I understood later that it was so that I could greet His Excellency the Ambassador of India to Iceland along with his wife and two children, who happened to be visiting the temple prior to their flying back to Iceland.
Besides, offering them some maha-prasadam and some spiritual gifts, we had a good contact, and shared a special connection with Odisha (Orissa) where they took birth, alike my Guru Maharaja.
It is at that time that they expressed their desire to have an ISKCON temple open in Iceland, while telling me about their earlier connections with ISKCON, during his previous assignments, especially with the Toronto and Chicago Temples.
Thus, I decided to investigate who was the GBC for Iceland and found out that it was my friend Praghosa.
The rest is history, in the course of being written, by the mercy of all of you.
Affectionately yours in the service of Sri Guru & Sri Gauranga

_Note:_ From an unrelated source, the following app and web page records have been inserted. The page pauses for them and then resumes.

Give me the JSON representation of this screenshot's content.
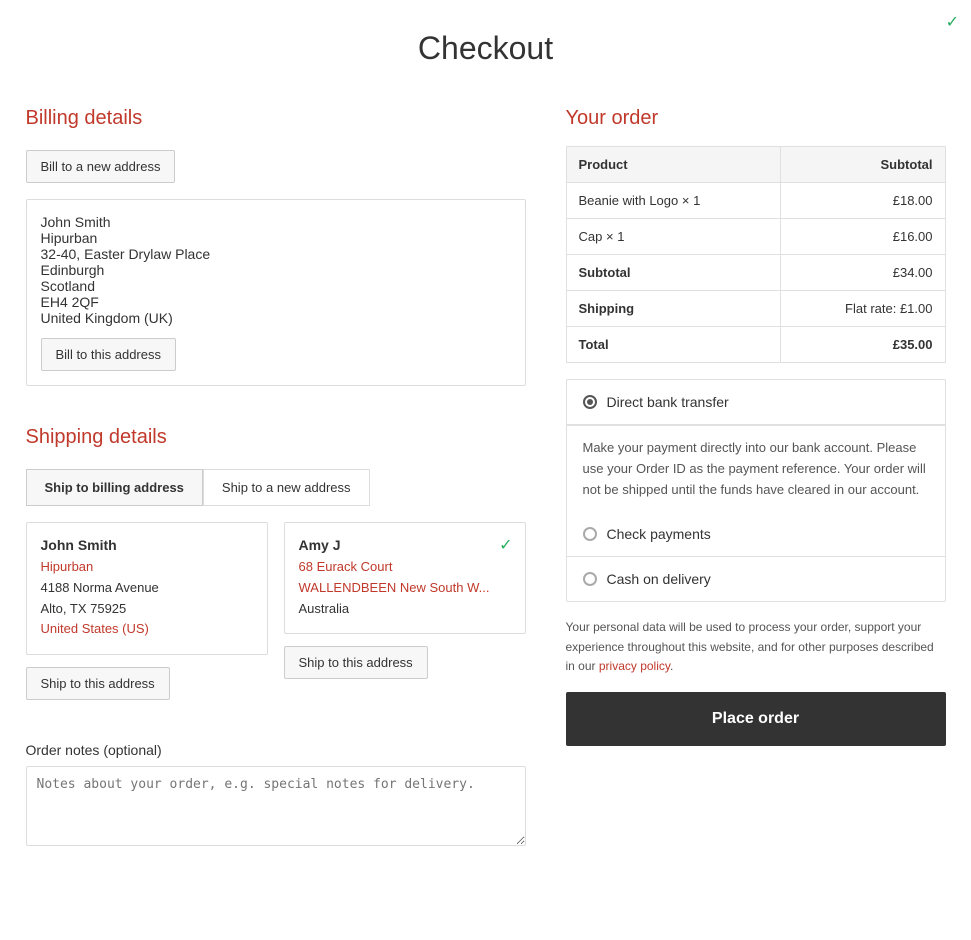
{
  "page": {
    "title": "Checkout"
  },
  "billing": {
    "section_title": "Billing details",
    "new_address_btn": "Bill to a new address",
    "saved_address": {
      "name": "John Smith",
      "line1": "Hipurban",
      "line2": "32-40, Easter Drylaw Place",
      "city": "Edinburgh",
      "region": "Scotland",
      "postcode": "EH4 2QF",
      "country": "United Kingdom (UK)",
      "select_btn": "Bill to this address"
    }
  },
  "shipping": {
    "section_title": "Shipping details",
    "tab_billing": "Ship to billing address",
    "tab_new": "Ship to a new address",
    "address1": {
      "name": "John Smith",
      "line1": "Hipurban",
      "line2": "4188 Norma Avenue",
      "city": "Alto, TX 75925",
      "country": "United States (US)",
      "select_btn": "Ship to this address"
    },
    "address2": {
      "name": "Amy J",
      "line1": "68 Eurack Court",
      "line2": "WALLENDBEEN New South W...",
      "country": "Australia",
      "select_btn": "Ship to this address"
    }
  },
  "order_notes": {
    "label": "Order notes (optional)",
    "placeholder": "Notes about your order, e.g. special notes for delivery."
  },
  "your_order": {
    "title": "Your order",
    "col_product": "Product",
    "col_subtotal": "Subtotal",
    "items": [
      {
        "name": "Beanie with Logo",
        "qty": "× 1",
        "price": "£18.00"
      },
      {
        "name": "Cap",
        "qty": "× 1",
        "price": "£16.00"
      }
    ],
    "subtotal_label": "Subtotal",
    "subtotal_value": "£34.00",
    "shipping_label": "Shipping",
    "shipping_value": "Flat rate: £1.00",
    "total_label": "Total",
    "total_value": "£35.00"
  },
  "payment": {
    "options": [
      {
        "id": "bank_transfer",
        "label": "Direct bank transfer",
        "selected": true
      },
      {
        "id": "check",
        "label": "Check payments",
        "selected": false
      },
      {
        "id": "cod",
        "label": "Cash on delivery",
        "selected": false
      }
    ],
    "bank_desc": "Make your payment directly into our bank account. Please use your Order ID as the payment reference. Your order will not be shipped until the funds have cleared in our account.",
    "privacy_note": "Your personal data will be used to process your order, support your experience throughout this website, and for other purposes described in our ",
    "privacy_link": "privacy policy",
    "privacy_end": ".",
    "place_order_btn": "Place order"
  }
}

Puskaraksa das - GGS
Comment Posted By Puskaraksa das On 20.07.2014 @ 12:05
HarikeÅa: If a neophyte devotee is with determination endeavoring for purification but he were to meet with death as he is still influenced by the lower modes, although he is seriously trying, then does he take another birth or does he go to Ká¹á¹£á¹a?
PrabhupÄda: No, he has to take another birth. If he is not completely purified, he has to suffer another birth. Nobody is allowed to enter into the spiritual realm unless he is cent percent pure.

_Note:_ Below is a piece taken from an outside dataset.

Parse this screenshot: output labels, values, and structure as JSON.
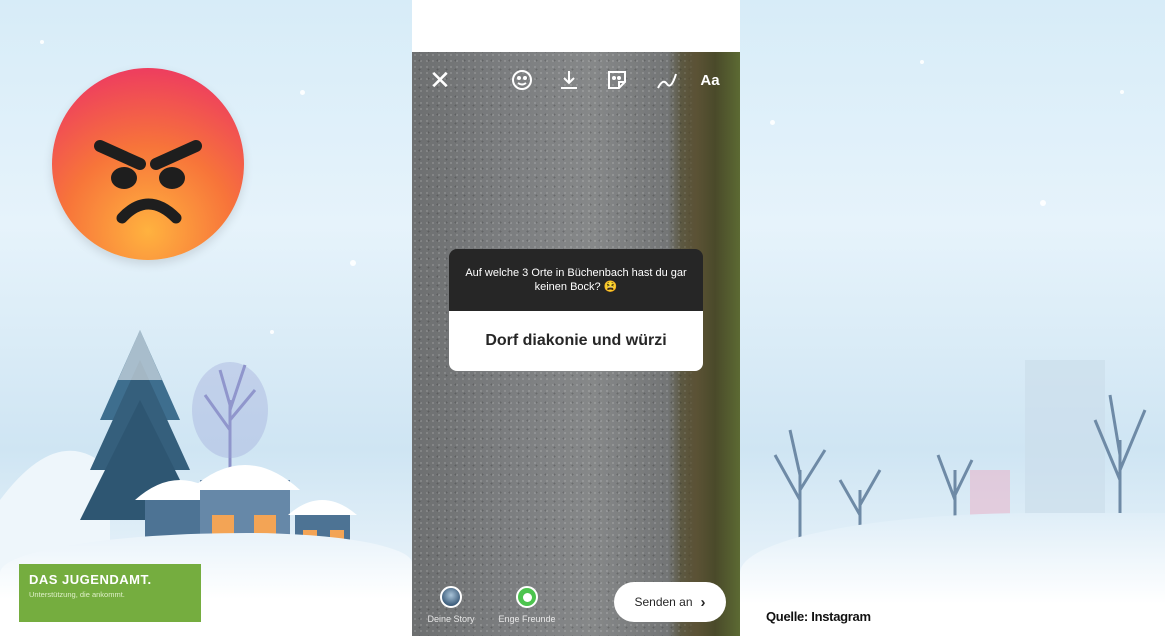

HarikeÅa: So if a devotee dies and remembers Ká¹á¹£á¹a, although he is not perfect…
PrabhupÄda: Unless he is perfect, he cannot remember Ká¹á¹£á¹a. That is not possible.

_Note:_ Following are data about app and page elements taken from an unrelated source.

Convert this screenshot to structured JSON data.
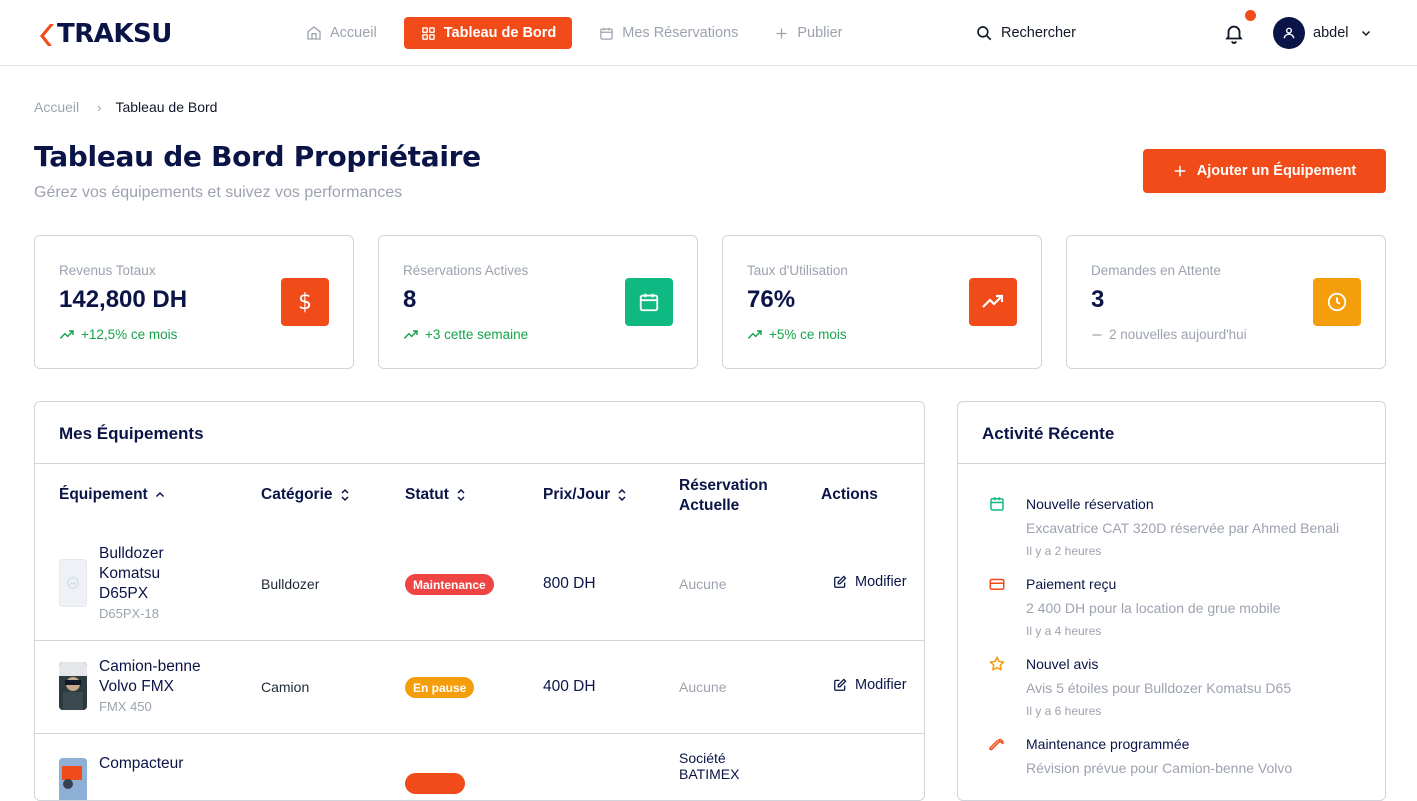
{
  "brand": {
    "name": "TRAKSU",
    "accent": "#f04b18",
    "navy": "#0b1446"
  },
  "nav": {
    "items": [
      {
        "label": "Accueil",
        "icon": "home-icon"
      },
      {
        "label": "Tableau de Bord",
        "icon": "grid-icon",
        "active": true
      },
      {
        "label": "Mes Réservations",
        "icon": "calendar-icon"
      },
      {
        "label": "Publier",
        "icon": "plus-icon"
      }
    ],
    "search_label": "Rechercher",
    "user_name": "abdel"
  },
  "breadcrumb": {
    "home": "Accueil",
    "current": "Tableau de Bord"
  },
  "header": {
    "title": "Tableau de Bord Propriétaire",
    "subtitle": "Gérez vos équipements et suivez vos performances",
    "add_button": "Ajouter un Équipement"
  },
  "stats": [
    {
      "label": "Revenus Totaux",
      "value": "142,800 DH",
      "delta": "+12,5% ce mois",
      "icon": "dollar-icon",
      "color": "#f04b18"
    },
    {
      "label": "Réservations Actives",
      "value": "8",
      "delta": "+3 cette semaine",
      "icon": "calendar-icon",
      "color": "#10b981"
    },
    {
      "label": "Taux d'Utilisation",
      "value": "76%",
      "delta": "+5% ce mois",
      "icon": "trend-up-icon",
      "color": "#f04b18"
    },
    {
      "label": "Demandes en Attente",
      "value": "3",
      "delta": "2 nouvelles aujourd'hui",
      "icon": "clock-icon",
      "color": "#f59e0b"
    }
  ],
  "equipment": {
    "title": "Mes Équipements",
    "columns": {
      "equipment": "Équipement",
      "category": "Catégorie",
      "status": "Statut",
      "price": "Prix/Jour",
      "reservation": "Réservation Actuelle",
      "actions": "Actions"
    },
    "rows": [
      {
        "name": "Bulldozer Komatsu D65PX",
        "model": "D65PX-18",
        "category": "Bulldozer",
        "status": "Maintenance",
        "status_color": "#ef4444",
        "price": "800 DH",
        "reservation": "Aucune",
        "action": "Modifier"
      },
      {
        "name": "Camion-benne Volvo FMX",
        "model": "FMX 450",
        "category": "Camion",
        "status": "En pause",
        "status_color": "#f59e0b",
        "price": "400 DH",
        "reservation": "Aucune",
        "action": "Modifier"
      },
      {
        "name": "Compacteur",
        "reservation": "Société BATIMEX"
      }
    ]
  },
  "activity": {
    "title": "Activité Récente",
    "items": [
      {
        "title": "Nouvelle réservation",
        "desc": "Excavatrice CAT 320D réservée par Ahmed Benali",
        "time": "Il y a 2 heures",
        "icon": "calendar-icon",
        "color": "#10b981"
      },
      {
        "title": "Paiement reçu",
        "desc": "2 400 DH pour la location de grue mobile",
        "time": "Il y a 4 heures",
        "icon": "credit-card-icon",
        "color": "#f04b18"
      },
      {
        "title": "Nouvel avis",
        "desc": "Avis 5 étoiles pour Bulldozer Komatsu D65",
        "time": "Il y a 6 heures",
        "icon": "star-icon",
        "color": "#f59e0b"
      },
      {
        "title": "Maintenance programmée",
        "desc": "Révision prévue pour Camion-benne Volvo",
        "icon": "wrench-icon",
        "color": "#f04b18"
      }
    ]
  }
}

Comment Posted By Puskaraksa das On 20.07.2014 @ 17:05
Note: Mahatma das answers my first comment and this comes before #4:
As one gradually realises the nature of Krishna Nama, who is apauruseya, rather than being in a mood of being the doer, one will witness how the Holy Name appears by His own sweet will and what He is capable of doing to us.
The following is the translation of a song from Shrila Bhaktivinoda Thakuraâs Sharanagati:
âMy heart is just like a desert, hot with the rays of the sun. This is my internal mental condition. The desire for mortal things cannot satisfy me because by nature they are death-producing. And not one or two, but thousands of such death-producing desires have taken shelter in my mind. So, my subconscious region is always burning. This is my condition.
But somehow, by the grace of the sadhu and guru, the Hare Krishna maha-mantra with its infinite prospect has entered through the holes of my ears and reached the plane of my heart. And there, with some peculiar hope, with infinite, auspicious possibilities, it touched my heart with a new kind of nectar.
New hope is aroused by that sound of the maha-mantra. Then by force it comes form the heart towards the tongue. Not that by the endeavor of my tongue I am producing that sound. No. What came from the heart of a pure saint through my ear, entered my heart, and that forcibly appeared on my tongue, and began to dance.
That is the Hare Krishna maha-mantra. It descends from above. It cannot be produced by the material tongue. It’s source is above. And through an agent of the absolute it comes through the ear to the heart. From the heart it gathers some sympathy, then the maha-mantra forcibly appears upon the tongue and begins to dance. With great force it comes to the end of the tongue, and that sweet sound begins its dancing.”
Sometimes the devotee thinks: I am beside myself. I canât understand where I am. Where am I? What is this? What is all about me? It has almost made me mad. Am I a madman? Where is my past experience, my seriousness, my gravity, where are they? What am I? I have been converted wholesale by a foreign thing. I am a doll in the hands of a great force, which is also so affectionate to me. I can’t ascertain how it is possible that by my faith I have entered this great, unknown environment, not experienced before. And at last I find that I am captivated. My entire being, within and without, has been captured by a particularly sweet force. I can’t help being prey to such a sweet power.
Comment Posted By Puskaraksa das On 06.07.2014 @ 11:29